Being moved to tears by live music is one thing – the confluence of proximity and energy can be powerful – but have you ever been moved to tears by something you heard on the radio? I had that singular experience once, not long after I had hosted Christopher Porterfield and Nick Berg for a night as they passed through Cleveland on their way to shows with Strand of Oaks and Yellow Ostrich in New York City. I tuned in to a little low-end-of-the-dial folk show to hear them play, as Conrad Plymouth, a little in-studio set with Timothy Showalter (a.k.a. Strand of Oaks). I expected it to be fun to hear my friends on the radio, and I expected it to be lovely, but I didn’t expect, as they played “Fergus Falls”, a song I’d listened to so many times, to be made weepy.
This is their gift, to reach right into your chest, gently pull out your heart and show you all the amazing things inside you. Inside humans. On Comrade Plymouth, Christopher Porterfield’s new solo record, he does it again. To paraphrase writer Raymond Chandler’s description of colleague Dashiell Hammett, Porterfield writes lyrics that seem never to have been written before. They don’t beg or shout to be heard, but you will stop to listen.
Have a listen to a couple of my favorite tracks:

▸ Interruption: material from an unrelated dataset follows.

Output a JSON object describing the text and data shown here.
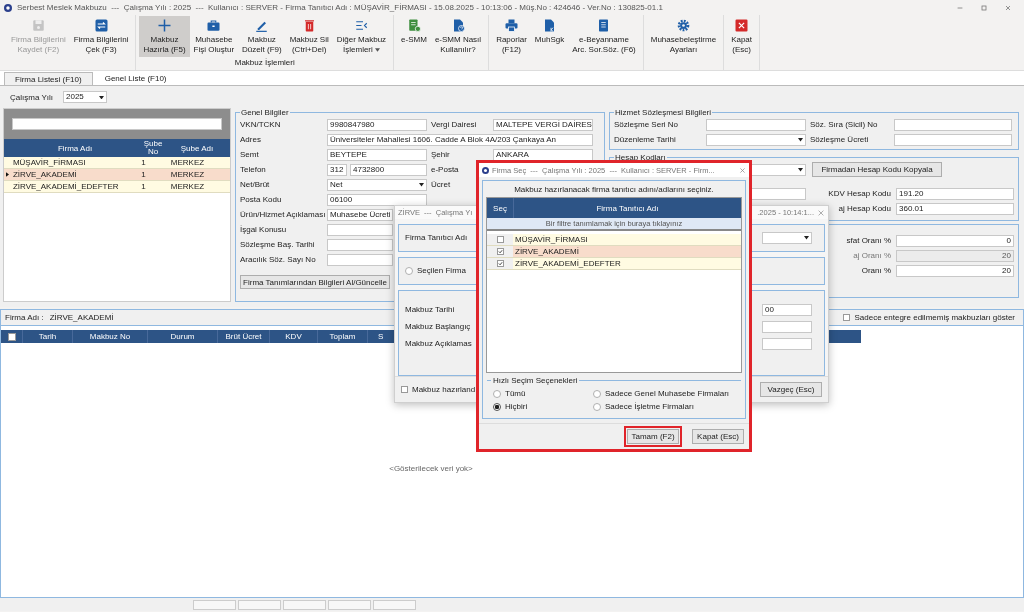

Comrade Plymouth is available now via Conrad Plymouth’s Bandcamp on a name-your-own-price basis.